“We look forward to completing our affiliation with the University of Phoenix in the coming months and bringing this unique opportunity to the citizens of Idaho,” said a statement from university spokesperson Jodi Walker. “Higher education has never been more important than now as we work to meet the workforce needs of our state.”

The deal is the latest attempt by troubled for-profit schools to cleanse their reputations after investigations into deceptive practices and face less regulation as nonprofits, said David Halperin, a Washington, D.C., attorney and longtime critic of the for-profit college industry.

“Why Idaho wants to buy is a little harder to understand,” he said.

During a meeting open to the public last year, the board unanimously voted to approve the creation of a not-for-profit entity that will acquire the operations of the University of Phoenix. In other, closed-door discussions, the board “reasonably believed” it was in competition with one or more public agencies in other states to acquire the University of Phoenix, which allowed for an executive session, District Judge Jason Scott's ruling said.

The ruling “will lead to far less government transparency and accountability,” Labrador said in a statement Wednesday. "That is bad for Idaho citizens, and it defies the entire purpose of the law. We are looking closely at all appellate options to ensure Idaho’s Open Meetings Law remains a bulwark for openness and government accountability.”

Labrador complained the board kept details of the deal secret until the last moment and decided to purchase the University of Phoenix despite fines for deceptive and unfair practices.

The University of Phoenix was among the for-profit schools involved in a 2022 settlement to cancel federal student debt for former students who applied for debt cancellation because of alleged misconduct by the schools.

In 2019, the University of Phoenix reached a record $191 million settlement to resolve Federal Trade Commission charges that the institution used deceptive advertisements that falsely touted its relationships and job opportunities with companies such as AT&T, Microsoft and the American Red Cross.

The University of Idaho has hailed the deal as expanding educational access to adult learners who seek online programs: “University of Phoenix serves primarily working adults. U of I will remain Idaho’s land-grant, residential university serving primarily traditional learners.”

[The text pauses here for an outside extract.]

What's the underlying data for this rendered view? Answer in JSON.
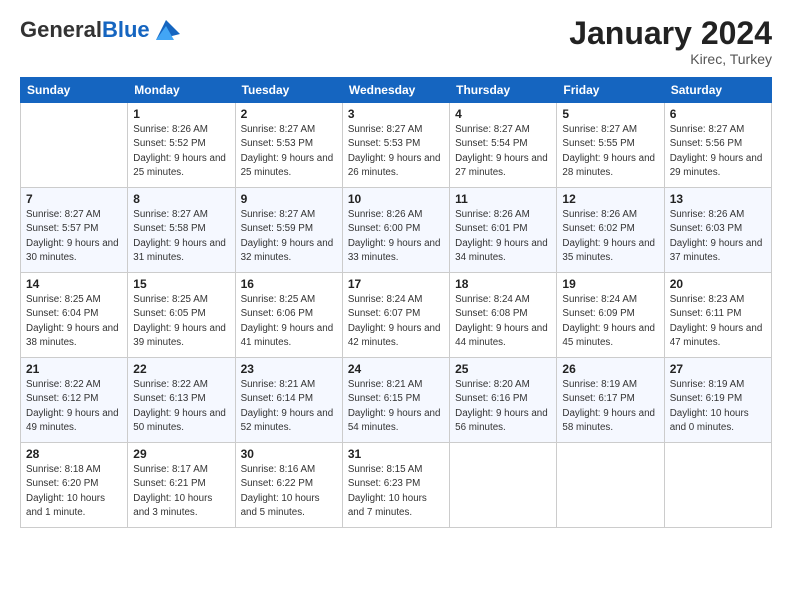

The two will retain a separate operational structure. Each will have its own president and leadership team, the University of Idaho said.

Representatives for the University of Phoenix didn't immediately respond to an email from The Associated Press seeking comment Wednesday.

A deputy attorney general advising the board had approved the executive sessions as compliant with Idaho’s Open Meeting Law, the judge's ruling noted.

State Board President Linda Clark said they will seek payment of legal fees by the attorney general's office.